But he also raised Gregg Marshall’s eyebrows. And when Echenique gave his commitment to the Shockers, Marshall let out a sigh of relief.

“We got lucky,” he said.

It was an unusual road for Echenique to become a Shocker. As one of JUCOs top 100 recruits, he was invited to one of Jerry Mullen’s basketball camps. In 2018, that camp just so happened to be in Wichita. After seeing Echenique play at the camp, Marshall knew he could develop him.

“We had the opportunity to get him, but his people weren’t sure he could play for us. He didn’t even start for his junior college team,” Marshall said. “Even in the spring, they talked about, ‘Are you sure you want him?’ and I said, ‘Yes.’ I’m glad we held to our guns and that he stayed with his commitment.

“He continues to get better.”

Looking at Echenique play, he’s not the same player that came off the bench at Trinity Valley. Standing at 6-11 with a 7-2 ¼ wingspan, he has an effective jump shot, good footwork in the post, and a knack for blocking shots. Marshall has developed Echenique.

In two seasons with the Shockers, Echenique has helped bring a traditional style of basketball back to Wichita. But at the same time, he’s a hybrid center who can stretch the floor and knock down three-pointers. A two-year starter, Echenique is averaging 9.2 points, 6.0 rebounds, and 1.4 blocks per game.

He’s also been a main catalyst for getting the Shockers back into the NCAA Tournament picture.
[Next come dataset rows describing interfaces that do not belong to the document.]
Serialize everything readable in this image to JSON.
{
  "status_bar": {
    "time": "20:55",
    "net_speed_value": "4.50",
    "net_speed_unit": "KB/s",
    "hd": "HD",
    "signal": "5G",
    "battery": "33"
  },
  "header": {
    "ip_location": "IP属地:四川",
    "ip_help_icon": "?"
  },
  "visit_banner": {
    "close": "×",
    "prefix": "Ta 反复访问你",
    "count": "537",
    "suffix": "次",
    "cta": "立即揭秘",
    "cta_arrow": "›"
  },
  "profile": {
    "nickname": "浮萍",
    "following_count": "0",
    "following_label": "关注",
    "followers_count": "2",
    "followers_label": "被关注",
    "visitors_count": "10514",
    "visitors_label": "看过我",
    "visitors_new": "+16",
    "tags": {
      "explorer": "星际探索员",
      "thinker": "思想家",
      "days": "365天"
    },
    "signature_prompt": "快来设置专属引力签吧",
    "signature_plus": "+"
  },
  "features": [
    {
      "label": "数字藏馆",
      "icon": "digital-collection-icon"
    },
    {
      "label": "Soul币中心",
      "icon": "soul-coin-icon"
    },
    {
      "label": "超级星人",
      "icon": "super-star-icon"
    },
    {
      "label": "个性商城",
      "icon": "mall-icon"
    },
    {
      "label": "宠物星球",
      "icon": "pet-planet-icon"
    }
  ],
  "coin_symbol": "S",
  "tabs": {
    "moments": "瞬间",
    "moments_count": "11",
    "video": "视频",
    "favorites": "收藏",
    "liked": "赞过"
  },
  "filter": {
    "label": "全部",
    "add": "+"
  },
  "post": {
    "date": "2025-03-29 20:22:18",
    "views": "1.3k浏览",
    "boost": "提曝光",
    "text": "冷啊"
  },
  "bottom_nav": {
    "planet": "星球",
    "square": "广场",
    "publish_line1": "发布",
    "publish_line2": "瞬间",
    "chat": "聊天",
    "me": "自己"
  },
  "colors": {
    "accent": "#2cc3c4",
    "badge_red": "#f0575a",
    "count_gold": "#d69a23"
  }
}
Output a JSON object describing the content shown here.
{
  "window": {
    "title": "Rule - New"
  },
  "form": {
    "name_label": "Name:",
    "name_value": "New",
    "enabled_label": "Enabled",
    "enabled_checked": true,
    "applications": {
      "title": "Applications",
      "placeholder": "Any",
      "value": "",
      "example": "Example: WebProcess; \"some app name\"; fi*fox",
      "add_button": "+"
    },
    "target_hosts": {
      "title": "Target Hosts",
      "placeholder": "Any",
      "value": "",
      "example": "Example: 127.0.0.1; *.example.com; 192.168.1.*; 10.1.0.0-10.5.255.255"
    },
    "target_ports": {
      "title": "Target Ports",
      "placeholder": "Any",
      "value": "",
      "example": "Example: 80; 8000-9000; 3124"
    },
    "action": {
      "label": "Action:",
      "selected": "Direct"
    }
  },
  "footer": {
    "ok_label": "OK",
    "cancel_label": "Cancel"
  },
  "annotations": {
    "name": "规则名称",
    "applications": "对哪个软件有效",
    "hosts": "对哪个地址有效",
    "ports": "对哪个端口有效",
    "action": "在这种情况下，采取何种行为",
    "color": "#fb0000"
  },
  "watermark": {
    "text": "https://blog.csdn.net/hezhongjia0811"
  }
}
This Sunday marks Echenique’s last game as a collegiate player inside of Charles Koch Arena. Regardless of what goes down at the end of the season, though, Echenique said basketball hasn’t defined his short time in America. It’s the life lessons and transition into adulthood that he will cherish most, he said.

“So, everything was like, I planned it and God’s time was perfect for me,” he said. “It was really scary. You’re a young kid with a lot of dreams. You’re hungry and stuff for more. Actually, you’re going to face something that you’re never going to face. You have to live an adult life.

“Being on your own without your parents being there — my parents never sent me money or anything like that. That’s what I love. I never called my parents and said, ‘Hey, I need some money.’ I always solved my things on my own.”

When he graduates in May, Echenique will become the first person in his family to earn a college degree. But that’s not in his head at the moment — senior night inside Koch is his first form of graduation. He said it’s going to be hard to leave the floor for a final time on Sunday.

But at the end of the night, Echenique will be emotional. Not because it’s over, but because someone saw something in him. Because someone gave him his escape.

“I’m like damn, it’s really here. It’s a lot of emotion passing through my head right now. It’s a lot of things passing through my head,” Echenique said, stuttering. “A lot of emotions come. It’s like I can’t believe it’s the last time we’re going to play in front of these amazing people that have been supporting me since day zero.”